The Social Cognition group studies various areas of social psychology including
- perception of social properties of faces
- emotion and personality
- person perception
- construal and understanding
- attachment styles
- evolutionary perspective (links with biology and anthropology)
- social cognitive neuroscience
Recent research highlights of the group include the following:
- Used cross-cultural methods and epidemiological data sets to challenge axiomatic assumptions of evolutionary psychology
- Examined biases in social cognition in mental health contexts and developed interventions for mood disorders based on cognitive interventions
- Simple techniques designed to enhance a sense of attachment security can lower depression and anxiety in clinical and non-clinical populations.
- Attachment insecurity predicts aberrant eating patterns and BMI in healthy young adults and bariatric patients, suggesting that security enhancing techniques might inform the development of interventions for obesity.
- Culture affects how we process other people's faces
- Social robots are less eerie when they are considered useful
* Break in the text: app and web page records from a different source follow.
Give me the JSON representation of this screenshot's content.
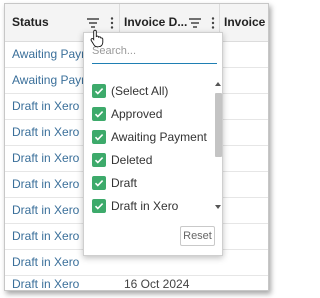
{
  "header": {
    "columns": [
      {
        "label": "Status"
      },
      {
        "label": "Invoice D..."
      },
      {
        "label": "Invoice"
      }
    ]
  },
  "rows": [
    {
      "status": "Awaiting Payment",
      "date": ""
    },
    {
      "status": "Awaiting Payment",
      "date": ""
    },
    {
      "status": "Draft in Xero",
      "date": ""
    },
    {
      "status": "Draft in Xero",
      "date": ""
    },
    {
      "status": "Draft in Xero",
      "date": ""
    },
    {
      "status": "Draft in Xero",
      "date": ""
    },
    {
      "status": "Draft in Xero",
      "date": ""
    },
    {
      "status": "Draft in Xero",
      "date": ""
    },
    {
      "status": "Draft in Xero",
      "date": ""
    },
    {
      "status": "Draft in Xero",
      "date": "16 Oct 2024"
    }
  ],
  "filter_menu": {
    "search_placeholder": "Search...",
    "options": [
      {
        "label": "(Select All)",
        "checked": true
      },
      {
        "label": "Approved",
        "checked": true
      },
      {
        "label": "Awaiting Payment",
        "checked": true
      },
      {
        "label": "Deleted",
        "checked": true
      },
      {
        "label": "Draft",
        "checked": true
      },
      {
        "label": "Draft in Xero",
        "checked": true
      }
    ],
    "reset_label": "Reset",
    "checkbox_color": "#3daa6b"
  },
  "icons": {
    "filter": "filter-icon",
    "menu": "vertical-dots-icon",
    "cursor": "hand-pointer-icon"
  }
}
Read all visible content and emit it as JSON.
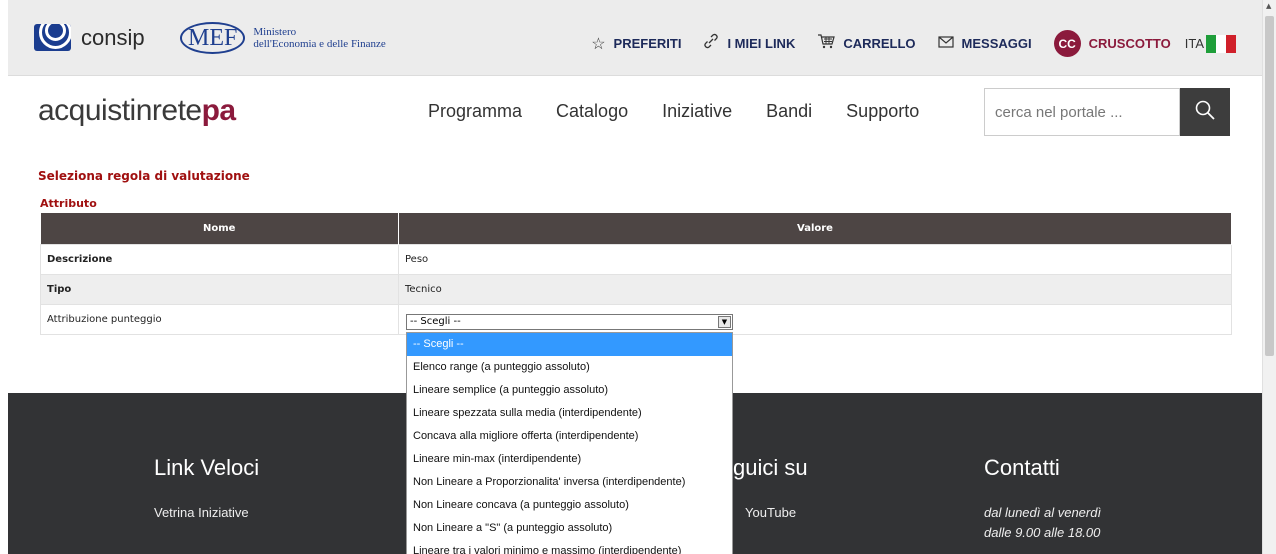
{
  "topbar": {
    "consip_label": "consip",
    "mef_mark": "MEF",
    "mef_line1": "Ministero",
    "mef_line2": "dell'Economia e delle Finanze",
    "links": [
      {
        "label": "PREFERITI",
        "icon": "star-icon"
      },
      {
        "label": "I MIEI LINK",
        "icon": "link-icon"
      },
      {
        "label": "CARRELLO",
        "icon": "cart-icon"
      },
      {
        "label": "MESSAGGI",
        "icon": "envelope-icon"
      }
    ],
    "avatar_initials": "CC",
    "cruscotto_label": "CRUSCOTTO",
    "language": "ITA"
  },
  "header": {
    "brand_part1": "acquistin",
    "brand_part2": "rete",
    "brand_part3": "pa",
    "nav": [
      "Programma",
      "Catalogo",
      "Iniziative",
      "Bandi",
      "Supporto"
    ],
    "search_placeholder": "cerca nel portale ..."
  },
  "content": {
    "section_title": "Seleziona regola di valutazione",
    "subsection_title": "Attributo",
    "table_headers": {
      "name": "Nome",
      "value": "Valore"
    },
    "rows": [
      {
        "name": "Descrizione",
        "value": "Peso"
      },
      {
        "name": "Tipo",
        "value": "Tecnico"
      },
      {
        "name": "Attribuzione punteggio",
        "value": ""
      }
    ],
    "select_value": "-- Scegli --",
    "options": [
      "-- Scegli --",
      "Elenco range (a punteggio assoluto)",
      "Lineare semplice (a punteggio assoluto)",
      "Lineare spezzata sulla media (interdipendente)",
      "Concava alla migliore offerta (interdipendente)",
      "Lineare min-max (interdipendente)",
      "Non Lineare a Proporzionalita' inversa (interdipendente)",
      "Non Lineare concava (a punteggio assoluto)",
      "Non Lineare a \"S\" (a punteggio assoluto)",
      "Lineare tra i valori minimo e massimo (interdipendente)"
    ]
  },
  "footer": {
    "col1_title": "Link Veloci",
    "col1_link": "Vetrina Iniziative",
    "col2_title": "guici su",
    "col2_link": "YouTube",
    "col3_title": "Contatti",
    "col3_line1": "dal lunedì al venerdì",
    "col3_line2": "dalle 9.00 alle 18.00"
  },
  "colors": {
    "brand_accent": "#8b1a3c",
    "table_header": "#4d4544",
    "footer_bg": "#323335",
    "dropdown_selected": "#3399ff",
    "section_title": "#a01010"
  }
}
- Witnessing other people's interactions prompts rapid impressions about their social relations and obligations